(SUPPLIED RECORDS):
((

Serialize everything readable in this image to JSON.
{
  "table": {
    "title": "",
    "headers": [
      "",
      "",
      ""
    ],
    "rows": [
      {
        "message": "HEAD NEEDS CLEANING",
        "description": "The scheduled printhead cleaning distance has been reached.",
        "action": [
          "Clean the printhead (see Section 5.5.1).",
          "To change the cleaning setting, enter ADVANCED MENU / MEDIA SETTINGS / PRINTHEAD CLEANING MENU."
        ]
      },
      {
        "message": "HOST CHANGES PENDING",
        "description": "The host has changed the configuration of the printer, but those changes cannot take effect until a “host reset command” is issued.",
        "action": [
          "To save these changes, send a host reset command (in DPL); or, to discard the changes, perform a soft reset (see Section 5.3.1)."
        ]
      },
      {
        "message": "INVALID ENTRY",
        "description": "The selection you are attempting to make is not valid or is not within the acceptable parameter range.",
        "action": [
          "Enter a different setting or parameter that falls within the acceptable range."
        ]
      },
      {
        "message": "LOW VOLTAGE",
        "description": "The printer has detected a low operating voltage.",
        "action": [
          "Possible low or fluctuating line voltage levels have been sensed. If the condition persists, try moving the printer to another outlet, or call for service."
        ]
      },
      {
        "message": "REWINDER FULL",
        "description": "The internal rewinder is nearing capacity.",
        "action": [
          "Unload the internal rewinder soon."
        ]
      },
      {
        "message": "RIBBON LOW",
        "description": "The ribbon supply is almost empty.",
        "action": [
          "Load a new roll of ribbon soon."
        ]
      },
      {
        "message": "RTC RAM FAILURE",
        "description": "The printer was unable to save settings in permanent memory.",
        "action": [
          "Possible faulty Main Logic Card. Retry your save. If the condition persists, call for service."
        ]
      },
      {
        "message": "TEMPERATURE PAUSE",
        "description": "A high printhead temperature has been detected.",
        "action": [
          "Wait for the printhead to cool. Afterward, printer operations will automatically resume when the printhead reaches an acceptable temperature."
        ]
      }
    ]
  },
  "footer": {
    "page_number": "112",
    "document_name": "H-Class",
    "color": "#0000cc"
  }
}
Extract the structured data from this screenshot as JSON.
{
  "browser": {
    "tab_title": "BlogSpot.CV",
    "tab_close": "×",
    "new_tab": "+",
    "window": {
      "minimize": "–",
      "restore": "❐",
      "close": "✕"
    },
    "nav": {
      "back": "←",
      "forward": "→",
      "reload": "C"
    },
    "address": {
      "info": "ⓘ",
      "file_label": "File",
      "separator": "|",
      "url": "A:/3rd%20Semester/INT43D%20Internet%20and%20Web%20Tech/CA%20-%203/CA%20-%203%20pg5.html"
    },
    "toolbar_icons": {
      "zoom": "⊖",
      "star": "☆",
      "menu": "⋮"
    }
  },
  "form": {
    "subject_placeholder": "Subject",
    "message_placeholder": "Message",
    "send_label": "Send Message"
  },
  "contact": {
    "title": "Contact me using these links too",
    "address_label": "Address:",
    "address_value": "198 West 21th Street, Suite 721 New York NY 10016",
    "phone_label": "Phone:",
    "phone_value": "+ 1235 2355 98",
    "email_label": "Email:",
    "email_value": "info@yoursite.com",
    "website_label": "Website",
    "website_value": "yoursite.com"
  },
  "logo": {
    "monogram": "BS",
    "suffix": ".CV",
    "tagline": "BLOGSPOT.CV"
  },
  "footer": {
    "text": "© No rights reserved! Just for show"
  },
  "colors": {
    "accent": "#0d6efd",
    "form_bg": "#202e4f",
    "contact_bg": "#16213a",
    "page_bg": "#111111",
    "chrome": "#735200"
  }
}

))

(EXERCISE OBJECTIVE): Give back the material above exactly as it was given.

(WRITTEN ANSWER):
Serialize everything readable in this image to JSON.
{
  "table": {
    "title": "",
    "headers": [
      "",
      "",
      ""
    ],
    "rows": [
      {
        "message": "HEAD NEEDS CLEANING",
        "description": "The scheduled printhead cleaning distance has been reached.",
        "action": [
          "Clean the printhead (see Section 5.5.1).",
          "To change the cleaning setting, enter ADVANCED MENU / MEDIA SETTINGS / PRINTHEAD CLEANING MENU."
        ]
      },
      {
        "message": "HOST CHANGES PENDING",
        "description": "The host has changed the configuration of the printer, but those changes cannot take effect until a “host reset command” is issued.",
        "action": [
          "To save these changes, send a host reset command (in DPL); or, to discard the changes, perform a soft reset (see Section 5.3.1)."
        ]
      },
      {
        "message": "INVALID ENTRY",
        "description": "The selection you are attempting to make is not valid or is not within the acceptable parameter range.",
        "action": [
          "Enter a different setting or parameter that falls within the acceptable range."
        ]
      },
      {
        "message": "LOW VOLTAGE",
        "description": "The printer has detected a low operating voltage.",
        "action": [
          "Possible low or fluctuating line voltage levels have been sensed. If the condition persists, try moving the printer to another outlet, or call for service."
        ]
      },
      {
        "message": "REWINDER FULL",
        "description": "The internal rewinder is nearing capacity.",
        "action": [
          "Unload the internal rewinder soon."
        ]
      },
      {
        "message": "RIBBON LOW",
        "description": "The ribbon supply is almost empty.",
        "action": [
          "Load a new roll of ribbon soon."
        ]
      },
      {
        "message": "RTC RAM FAILURE",
        "description": "The printer was unable to save settings in permanent memory.",
        "action": [
          "Possible faulty Main Logic Card. Retry your save. If the condition persists, call for service."
        ]
      },
      {
        "message": "TEMPERATURE PAUSE",
        "description": "A high printhead temperature has been detected.",
        "action": [
          "Wait for the printhead to cool. Afterward, printer operations will automatically resume when the printhead reaches an acceptable temperature."
        ]
      }
    ]
  },
  "footer": {
    "page_number": "112",
    "document_name": "H-Class",
    "color": "#0000cc"
  }
}
Extract the structured data from this screenshot as JSON.
{
  "browser": {
    "tab_title": "BlogSpot.CV",
    "tab_close": "×",
    "new_tab": "+",
    "window": {
      "minimize": "–",
      "restore": "❐",
      "close": "✕"
    },
    "nav": {
      "back": "←",
      "forward": "→",
      "reload": "C"
    },
    "address": {
      "info": "ⓘ",
      "file_label": "File",
      "separator": "|",
      "url": "A:/3rd%20Semester/INT43D%20Internet%20and%20Web%20Tech/CA%20-%203/CA%20-%203%20pg5.html"
    },
    "toolbar_icons": {
      "zoom": "⊖",
      "star": "☆",
      "menu": "⋮"
    }
  },
  "form": {
    "subject_placeholder": "Subject",
    "message_placeholder": "Message",
    "send_label": "Send Message"
  },
  "contact": {
    "title": "Contact me using these links too",
    "address_label": "Address:",
    "address_value": "198 West 21th Street, Suite 721 New York NY 10016",
    "phone_label": "Phone:",
    "phone_value": "+ 1235 2355 98",
    "email_label": "Email:",
    "email_value": "info@yoursite.com",
    "website_label": "Website",
    "website_value": "yoursite.com"
  },
  "logo": {
    "monogram": "BS",
    "suffix": ".CV",
    "tagline": "BLOGSPOT.CV"
  },
  "footer": {
    "text": "© No rights reserved! Just for show"
  },
  "colors": {
    "accent": "#0d6efd",
    "form_bg": "#202e4f",
    "contact_bg": "#16213a",
    "page_bg": "#111111",
    "chrome": "#735200"
  }
}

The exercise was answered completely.